In the meantime, a book recommendation: I really enjoyed Christopher McDougall's Born to Run: A Hidden Tribe, Superathletes, and the Greatest Race the World Has Never Seen. It is not, perhaps, quite as insanely compelling a book as Richard Askwith's Feet in the Clouds: A Tale of Fell Running and Obsession, but it is wonderfully good nonetheless - I couldn't put it down.
(I bought it, sight unseen, on Amby Burfoot's recommendation at the Runners World site, and was not disappointed.)
It is full of good things, including some fascinating and funny reflections on barefoot running and the Vibram five-fingers toe shoes. Here is a bit I especially liked, though it does not necessarily give the feel of the book as a whole, which is a sort of gonzo journalism-style excursion (think Hunter S. Thompson and Tom Wolfe) into the dangerous terrain of Mexico's Copper Canyons):
[Dr. Bramble] discovered that when many quadrupeds run, their internal organs slosh back and forth like water in a bathtub. Every time a cheetah's front feet hit the ground, its guts slam forward into the lungs, forcing out air. When it reaches out for the next stride, its innards slide rearward, sucking air back in. Adding that extra punch to their lung power, though, comes at a cost: it limits cheetahs to just one breath per stride.

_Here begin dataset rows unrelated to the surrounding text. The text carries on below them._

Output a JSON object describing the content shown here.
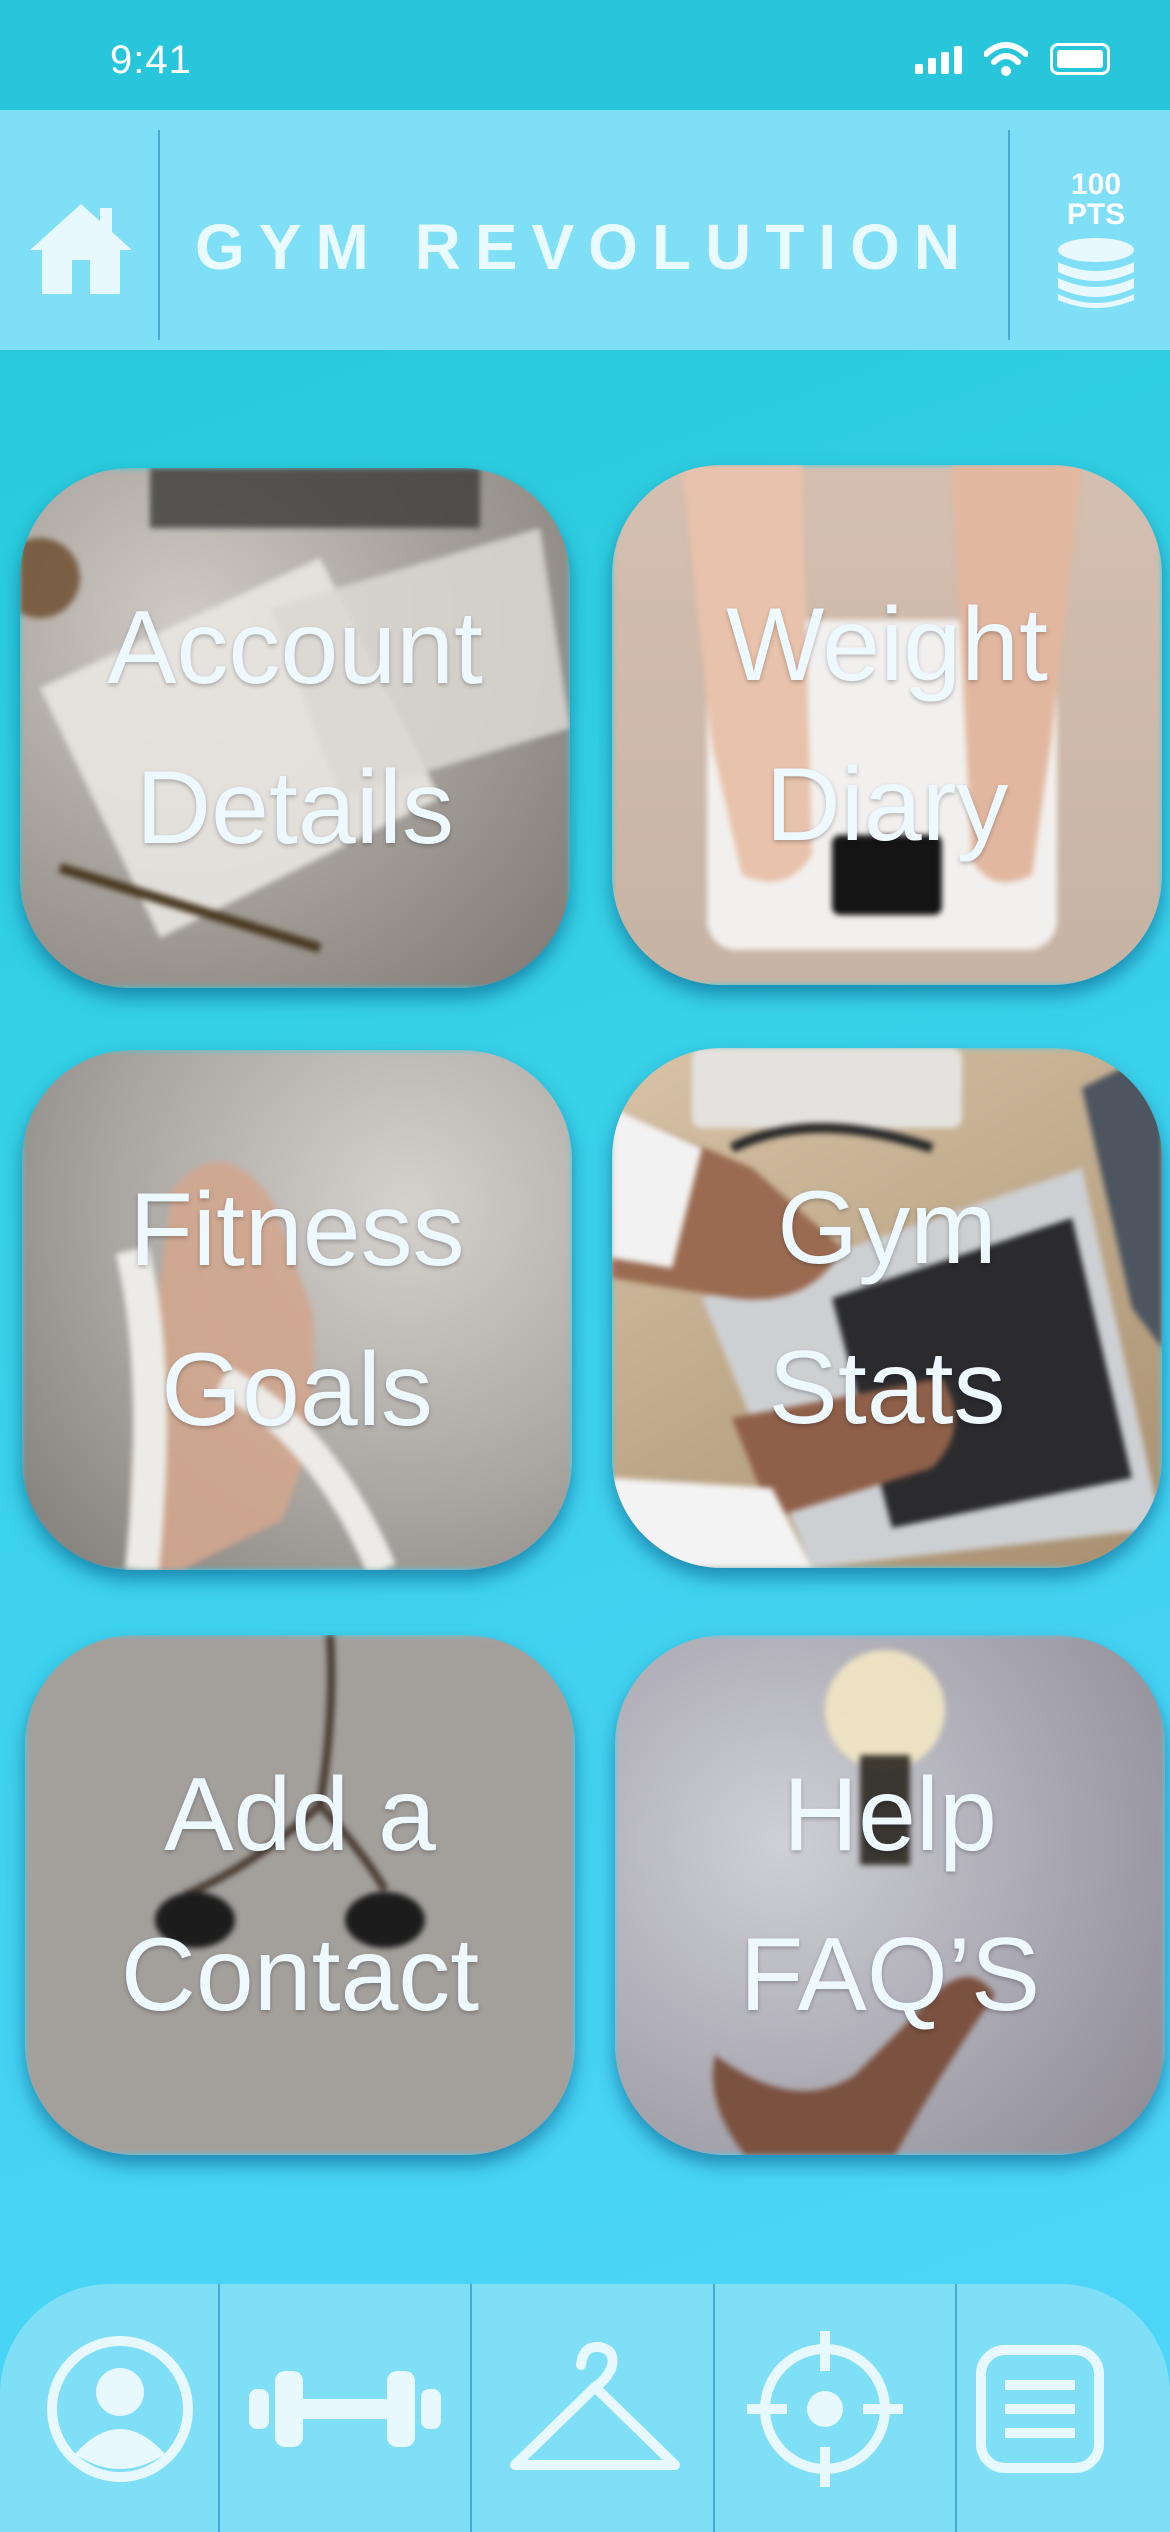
{
  "status_bar": {
    "time": "9:41"
  },
  "header": {
    "title": "GYM REVOLUTION",
    "points_value": "100",
    "points_unit": "PTS"
  },
  "tiles": [
    {
      "line1": "Account",
      "line2": "Details"
    },
    {
      "line1": "Weight",
      "line2": "Diary"
    },
    {
      "line1": "Fitness",
      "line2": "Goals"
    },
    {
      "line1": "Gym",
      "line2": "Stats"
    },
    {
      "line1": "Add a",
      "line2": "Contact"
    },
    {
      "line1": "Help",
      "line2": "FAQ’S"
    }
  ],
  "bottom_nav": {
    "icons": [
      "profile-icon",
      "dumbbell-icon",
      "hanger-icon",
      "target-icon",
      "notes-icon"
    ]
  },
  "colors": {
    "background_start": "#1fc6d6",
    "background_end": "#4fd6fa",
    "header": "#7fdff7",
    "divider": "#4aa8d4",
    "icon": "#e8f8ff"
  }
}
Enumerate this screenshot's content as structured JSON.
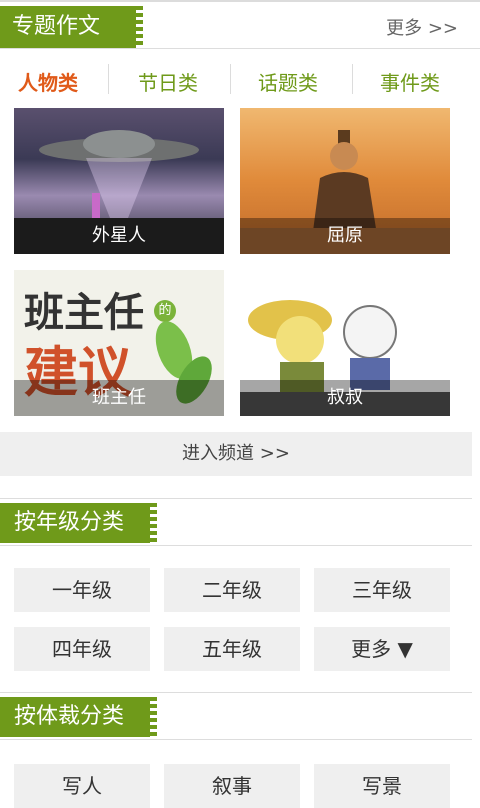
{
  "topic": {
    "title": "专题作文",
    "more": "更多 >>",
    "tabs": [
      "人物类",
      "节日类",
      "话题类",
      "事件类"
    ],
    "cards": [
      {
        "label": "外星人"
      },
      {
        "label": "屈原"
      },
      {
        "label": "班主任",
        "art_text_1": "班主任",
        "art_text_2": "建议",
        "art_text_3": "的"
      },
      {
        "label": "叔叔"
      }
    ],
    "enter": "进入频道 >>"
  },
  "grade": {
    "title": "按年级分类",
    "items": [
      "一年级",
      "二年级",
      "三年级",
      "四年级",
      "五年级",
      "更多 ▼"
    ]
  },
  "genre": {
    "title": "按体裁分类",
    "items": [
      "写人",
      "叙事",
      "写景"
    ]
  },
  "colors": {
    "accent": "#6f9a1a",
    "active_tab": "#e05a19"
  }
}
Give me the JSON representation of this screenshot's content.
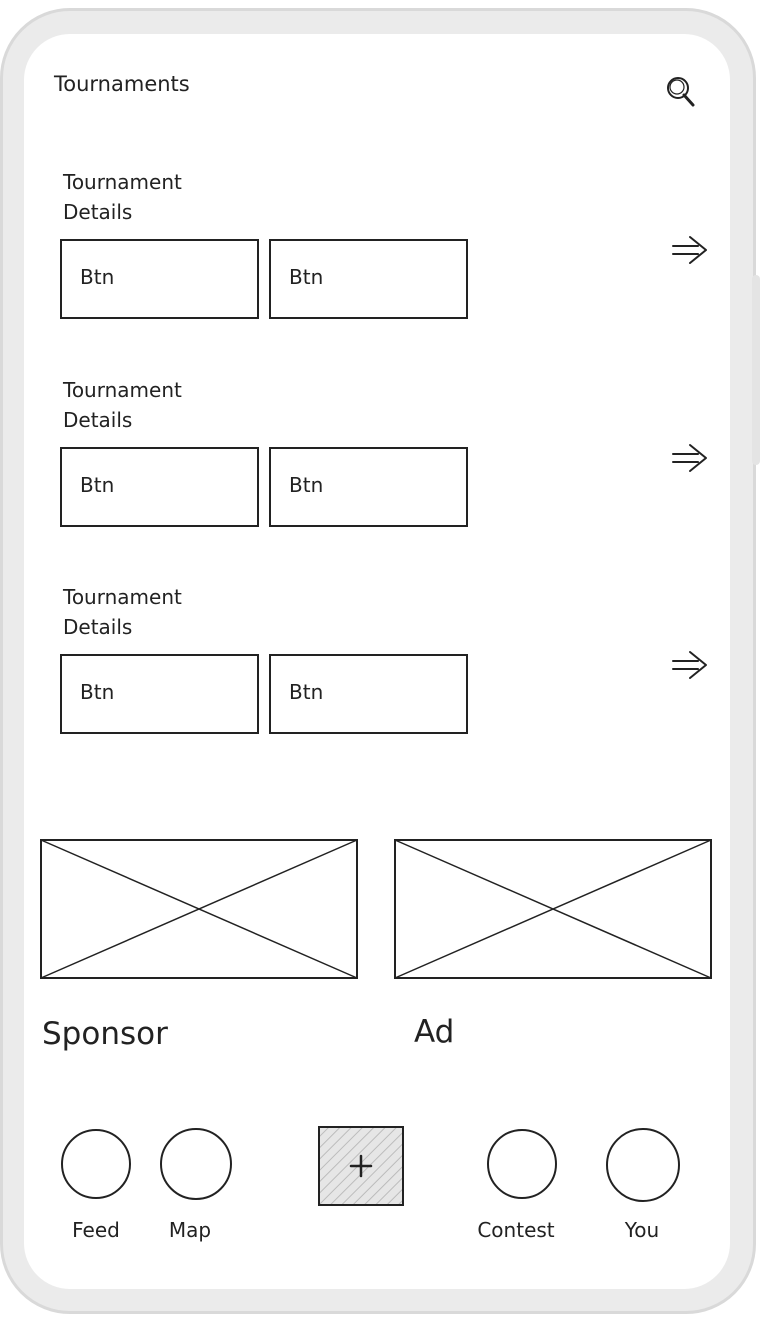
{
  "header": {
    "title": "Tournaments",
    "search_icon": "search-icon"
  },
  "tournaments": [
    {
      "details": "Tournament\nDetails",
      "btn1": "Btn",
      "btn2": "Btn"
    },
    {
      "details": "Tournament\nDetails",
      "btn1": "Btn",
      "btn2": "Btn"
    },
    {
      "details": "Tournament\nDetails",
      "btn1": "Btn",
      "btn2": "Btn"
    }
  ],
  "promo": {
    "sponsor_label": "Sponsor",
    "ad_label": "Ad"
  },
  "nav": {
    "items": [
      {
        "label": "Feed"
      },
      {
        "label": "Map"
      },
      {
        "label": "Contest"
      },
      {
        "label": "You"
      }
    ],
    "add_icon": "plus-icon"
  }
}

Actually, Dr. Bramble was surprised to find that all running mammals are restricted to the same cycle of take-a-step, take-a-breath. In the entire world, he and David could only find one exception:
"When quadrupeds run, they get stuck in a one-breath-per-locomotion cycle," Dr. Bramble said. "But the human runners we tested never went one to one. They could pick from a number of different ratios, and generally preferred two to one." The reason we're free to pant to our heart's content is the same reason you need a shower on a summer day: we're the only mammals that shed most of our heat by sweating. All the pelt-covered creatures int he world cool off primarily by breathing, which locks their entire heat-regulating system to their lungs. But humans, with our millions of sweat glands, are the best air-cooled engine that evolution has ever put on the market.